Say how many lines in the entries contain "Adjusting", giving only the number.

= = = = = = =

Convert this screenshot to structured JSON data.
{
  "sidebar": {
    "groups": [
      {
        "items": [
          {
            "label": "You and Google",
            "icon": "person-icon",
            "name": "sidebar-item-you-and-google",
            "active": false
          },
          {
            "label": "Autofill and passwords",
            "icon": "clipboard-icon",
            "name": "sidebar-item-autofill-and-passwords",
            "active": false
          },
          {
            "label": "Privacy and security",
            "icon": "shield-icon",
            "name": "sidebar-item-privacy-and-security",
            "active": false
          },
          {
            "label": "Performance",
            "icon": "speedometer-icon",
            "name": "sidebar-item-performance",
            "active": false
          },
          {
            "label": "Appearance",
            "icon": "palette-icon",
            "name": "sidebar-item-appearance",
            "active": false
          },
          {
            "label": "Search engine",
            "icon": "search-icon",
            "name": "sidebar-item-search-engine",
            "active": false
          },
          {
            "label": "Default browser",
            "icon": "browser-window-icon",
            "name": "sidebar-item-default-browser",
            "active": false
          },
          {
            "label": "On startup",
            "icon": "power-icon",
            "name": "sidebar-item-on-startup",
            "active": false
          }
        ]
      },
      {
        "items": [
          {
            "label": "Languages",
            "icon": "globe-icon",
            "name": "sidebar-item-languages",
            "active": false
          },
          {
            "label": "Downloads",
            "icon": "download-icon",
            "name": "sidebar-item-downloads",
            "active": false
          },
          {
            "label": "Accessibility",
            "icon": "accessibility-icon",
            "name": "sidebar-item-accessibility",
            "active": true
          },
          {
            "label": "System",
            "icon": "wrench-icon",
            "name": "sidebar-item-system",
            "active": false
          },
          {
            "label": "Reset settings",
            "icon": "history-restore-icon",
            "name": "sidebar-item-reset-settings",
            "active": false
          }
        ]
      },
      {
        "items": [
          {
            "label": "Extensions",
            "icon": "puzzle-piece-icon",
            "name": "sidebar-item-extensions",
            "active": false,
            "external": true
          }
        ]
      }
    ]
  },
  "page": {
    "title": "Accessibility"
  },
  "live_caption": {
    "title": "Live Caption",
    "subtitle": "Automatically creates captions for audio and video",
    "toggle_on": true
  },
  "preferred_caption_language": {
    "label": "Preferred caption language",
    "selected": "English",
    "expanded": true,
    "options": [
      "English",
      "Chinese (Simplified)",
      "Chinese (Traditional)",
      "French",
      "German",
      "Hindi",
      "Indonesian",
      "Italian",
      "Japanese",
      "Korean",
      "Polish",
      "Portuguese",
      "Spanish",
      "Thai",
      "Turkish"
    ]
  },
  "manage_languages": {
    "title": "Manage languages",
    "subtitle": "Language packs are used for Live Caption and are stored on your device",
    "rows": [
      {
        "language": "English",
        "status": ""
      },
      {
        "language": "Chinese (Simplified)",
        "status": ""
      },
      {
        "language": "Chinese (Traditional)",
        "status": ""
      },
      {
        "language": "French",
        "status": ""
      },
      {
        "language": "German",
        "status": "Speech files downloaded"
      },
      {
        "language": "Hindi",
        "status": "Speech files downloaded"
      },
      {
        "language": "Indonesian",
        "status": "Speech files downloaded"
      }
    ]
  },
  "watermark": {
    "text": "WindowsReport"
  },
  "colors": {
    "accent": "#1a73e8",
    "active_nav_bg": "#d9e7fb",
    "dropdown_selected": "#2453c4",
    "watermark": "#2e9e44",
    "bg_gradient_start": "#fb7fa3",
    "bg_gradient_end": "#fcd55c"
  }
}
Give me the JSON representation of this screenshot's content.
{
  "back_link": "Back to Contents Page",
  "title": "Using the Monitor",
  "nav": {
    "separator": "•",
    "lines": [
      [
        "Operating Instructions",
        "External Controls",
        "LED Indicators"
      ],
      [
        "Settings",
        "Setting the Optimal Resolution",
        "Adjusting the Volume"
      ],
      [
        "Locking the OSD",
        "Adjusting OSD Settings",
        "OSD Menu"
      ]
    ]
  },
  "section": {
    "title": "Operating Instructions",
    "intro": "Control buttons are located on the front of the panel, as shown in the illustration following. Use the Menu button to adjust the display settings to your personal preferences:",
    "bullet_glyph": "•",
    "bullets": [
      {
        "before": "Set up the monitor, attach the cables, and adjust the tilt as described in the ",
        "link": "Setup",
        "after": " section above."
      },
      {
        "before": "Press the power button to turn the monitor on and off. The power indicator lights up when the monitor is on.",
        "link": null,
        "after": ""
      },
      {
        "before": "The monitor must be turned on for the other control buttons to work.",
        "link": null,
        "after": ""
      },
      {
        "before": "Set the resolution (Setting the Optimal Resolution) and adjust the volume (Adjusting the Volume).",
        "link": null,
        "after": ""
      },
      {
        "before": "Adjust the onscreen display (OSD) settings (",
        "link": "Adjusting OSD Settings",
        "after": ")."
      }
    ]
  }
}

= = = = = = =

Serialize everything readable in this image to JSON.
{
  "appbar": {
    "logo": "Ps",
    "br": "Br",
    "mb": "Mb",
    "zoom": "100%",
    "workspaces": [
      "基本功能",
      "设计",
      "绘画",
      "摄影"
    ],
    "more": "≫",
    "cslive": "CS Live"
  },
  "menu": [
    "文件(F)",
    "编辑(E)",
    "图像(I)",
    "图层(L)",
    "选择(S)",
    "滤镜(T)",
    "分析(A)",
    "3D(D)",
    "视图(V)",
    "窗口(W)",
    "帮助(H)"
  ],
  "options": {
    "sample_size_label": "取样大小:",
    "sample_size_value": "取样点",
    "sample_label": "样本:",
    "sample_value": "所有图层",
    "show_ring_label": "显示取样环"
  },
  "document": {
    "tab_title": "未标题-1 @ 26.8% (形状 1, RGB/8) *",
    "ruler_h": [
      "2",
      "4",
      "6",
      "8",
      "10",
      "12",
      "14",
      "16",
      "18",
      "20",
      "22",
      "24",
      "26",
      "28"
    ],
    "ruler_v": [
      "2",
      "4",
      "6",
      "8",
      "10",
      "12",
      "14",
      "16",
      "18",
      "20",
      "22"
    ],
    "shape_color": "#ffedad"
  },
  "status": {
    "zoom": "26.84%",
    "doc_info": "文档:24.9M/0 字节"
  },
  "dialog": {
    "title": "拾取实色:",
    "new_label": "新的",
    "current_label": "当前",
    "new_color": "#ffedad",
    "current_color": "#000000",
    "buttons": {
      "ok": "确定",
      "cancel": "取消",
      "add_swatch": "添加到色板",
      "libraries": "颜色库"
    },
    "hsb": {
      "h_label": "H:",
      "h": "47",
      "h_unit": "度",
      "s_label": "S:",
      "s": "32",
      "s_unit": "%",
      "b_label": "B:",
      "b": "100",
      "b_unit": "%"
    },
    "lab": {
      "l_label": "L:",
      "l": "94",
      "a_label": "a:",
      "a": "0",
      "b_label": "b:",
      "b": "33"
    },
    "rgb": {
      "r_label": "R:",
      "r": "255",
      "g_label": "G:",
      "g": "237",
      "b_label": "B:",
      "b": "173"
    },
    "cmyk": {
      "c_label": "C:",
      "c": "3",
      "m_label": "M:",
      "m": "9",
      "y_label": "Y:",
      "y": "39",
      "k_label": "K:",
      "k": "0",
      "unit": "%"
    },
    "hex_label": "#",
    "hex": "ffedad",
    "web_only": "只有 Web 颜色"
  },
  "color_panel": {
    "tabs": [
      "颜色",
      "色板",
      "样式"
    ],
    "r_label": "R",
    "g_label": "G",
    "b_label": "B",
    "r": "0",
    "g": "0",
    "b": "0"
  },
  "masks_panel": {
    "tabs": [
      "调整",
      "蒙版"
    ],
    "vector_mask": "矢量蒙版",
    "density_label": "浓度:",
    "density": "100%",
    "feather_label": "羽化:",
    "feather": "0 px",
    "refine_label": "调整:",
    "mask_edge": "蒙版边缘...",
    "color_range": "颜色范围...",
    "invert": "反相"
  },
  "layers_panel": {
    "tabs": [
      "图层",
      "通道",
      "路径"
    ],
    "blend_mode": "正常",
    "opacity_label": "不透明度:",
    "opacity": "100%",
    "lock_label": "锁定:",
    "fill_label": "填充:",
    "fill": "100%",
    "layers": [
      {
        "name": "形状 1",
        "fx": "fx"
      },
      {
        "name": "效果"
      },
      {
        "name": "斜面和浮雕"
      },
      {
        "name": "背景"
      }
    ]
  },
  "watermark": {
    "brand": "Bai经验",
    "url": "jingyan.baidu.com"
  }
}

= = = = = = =

Task output: 4